# WHAT TO PRODUCE
Print the data that follows exactly.

··· RECORDS SHOWN

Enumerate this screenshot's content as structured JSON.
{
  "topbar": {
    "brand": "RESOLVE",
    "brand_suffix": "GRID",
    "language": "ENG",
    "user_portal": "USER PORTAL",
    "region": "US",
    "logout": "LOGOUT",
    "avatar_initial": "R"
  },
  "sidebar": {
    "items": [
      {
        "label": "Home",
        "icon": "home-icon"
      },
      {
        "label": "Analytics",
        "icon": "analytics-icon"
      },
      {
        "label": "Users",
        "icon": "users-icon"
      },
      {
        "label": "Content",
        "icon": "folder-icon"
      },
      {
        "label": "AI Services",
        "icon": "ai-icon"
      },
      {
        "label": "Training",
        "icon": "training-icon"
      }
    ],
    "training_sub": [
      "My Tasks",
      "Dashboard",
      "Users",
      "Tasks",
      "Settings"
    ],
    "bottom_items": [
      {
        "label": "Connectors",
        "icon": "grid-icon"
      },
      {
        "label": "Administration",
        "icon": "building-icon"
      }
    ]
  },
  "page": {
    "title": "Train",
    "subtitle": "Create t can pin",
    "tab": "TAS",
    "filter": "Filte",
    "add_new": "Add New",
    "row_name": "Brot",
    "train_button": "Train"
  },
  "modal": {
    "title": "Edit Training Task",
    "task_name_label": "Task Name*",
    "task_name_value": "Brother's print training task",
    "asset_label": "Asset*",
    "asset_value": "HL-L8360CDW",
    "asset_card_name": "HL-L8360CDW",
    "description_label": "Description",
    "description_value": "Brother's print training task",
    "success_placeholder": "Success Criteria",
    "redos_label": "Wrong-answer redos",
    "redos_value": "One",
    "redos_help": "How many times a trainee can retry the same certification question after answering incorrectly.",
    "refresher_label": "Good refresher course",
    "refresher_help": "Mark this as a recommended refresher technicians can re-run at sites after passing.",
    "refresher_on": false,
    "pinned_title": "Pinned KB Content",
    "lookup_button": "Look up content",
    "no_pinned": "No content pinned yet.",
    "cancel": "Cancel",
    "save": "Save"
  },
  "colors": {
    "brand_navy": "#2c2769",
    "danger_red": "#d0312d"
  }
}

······

# SOLUTION BELOW
Enumerate this screenshot's content as structured JSON.
{
  "topbar": {
    "brand": "RESOLVE",
    "brand_suffix": "GRID",
    "language": "ENG",
    "user_portal": "USER PORTAL",
    "region": "US",
    "logout": "LOGOUT",
    "avatar_initial": "R"
  },
  "sidebar": {
    "items": [
      {
        "label": "Home",
        "icon": "home-icon"
      },
      {
        "label": "Analytics",
        "icon": "analytics-icon"
      },
      {
        "label": "Users",
        "icon": "users-icon"
      },
      {
        "label": "Content",
        "icon": "folder-icon"
      },
      {
        "label": "AI Services",
        "icon": "ai-icon"
      },
      {
        "label": "Training",
        "icon": "training-icon"
      }
    ],
    "training_sub": [
      "My Tasks",
      "Dashboard",
      "Users",
      "Tasks",
      "Settings"
    ],
    "bottom_items": [
      {
        "label": "Connectors",
        "icon": "grid-icon"
      },
      {
        "label": "Administration",
        "icon": "building-icon"
      }
    ]
  },
  "page": {
    "title": "Train",
    "subtitle": "Create t can pin",
    "tab": "TAS",
    "filter": "Filte",
    "add_new": "Add New",
    "row_name": "Brot",
    "train_button": "Train"
  },
  "modal": {
    "title": "Edit Training Task",
    "task_name_label": "Task Name*",
    "task_name_value": "Brother's print training task",
    "asset_label": "Asset*",
    "asset_value": "HL-L8360CDW",
    "asset_card_name": "HL-L8360CDW",
    "description_label": "Description",
    "description_value": "Brother's print training task",
    "success_placeholder": "Success Criteria",
    "redos_label": "Wrong-answer redos",
    "redos_value": "One",
    "redos_help": "How many times a trainee can retry the same certification question after answering incorrectly.",
    "refresher_label": "Good refresher course",
    "refresher_help": "Mark this as a recommended refresher technicians can re-run at sites after passing.",
    "refresher_on": false,
    "pinned_title": "Pinned KB Content",
    "lookup_button": "Look up content",
    "no_pinned": "No content pinned yet.",
    "cancel": "Cancel",
    "save": "Save"
  },
  "colors": {
    "brand_navy": "#2c2769",
    "danger_red": "#d0312d"
  }
}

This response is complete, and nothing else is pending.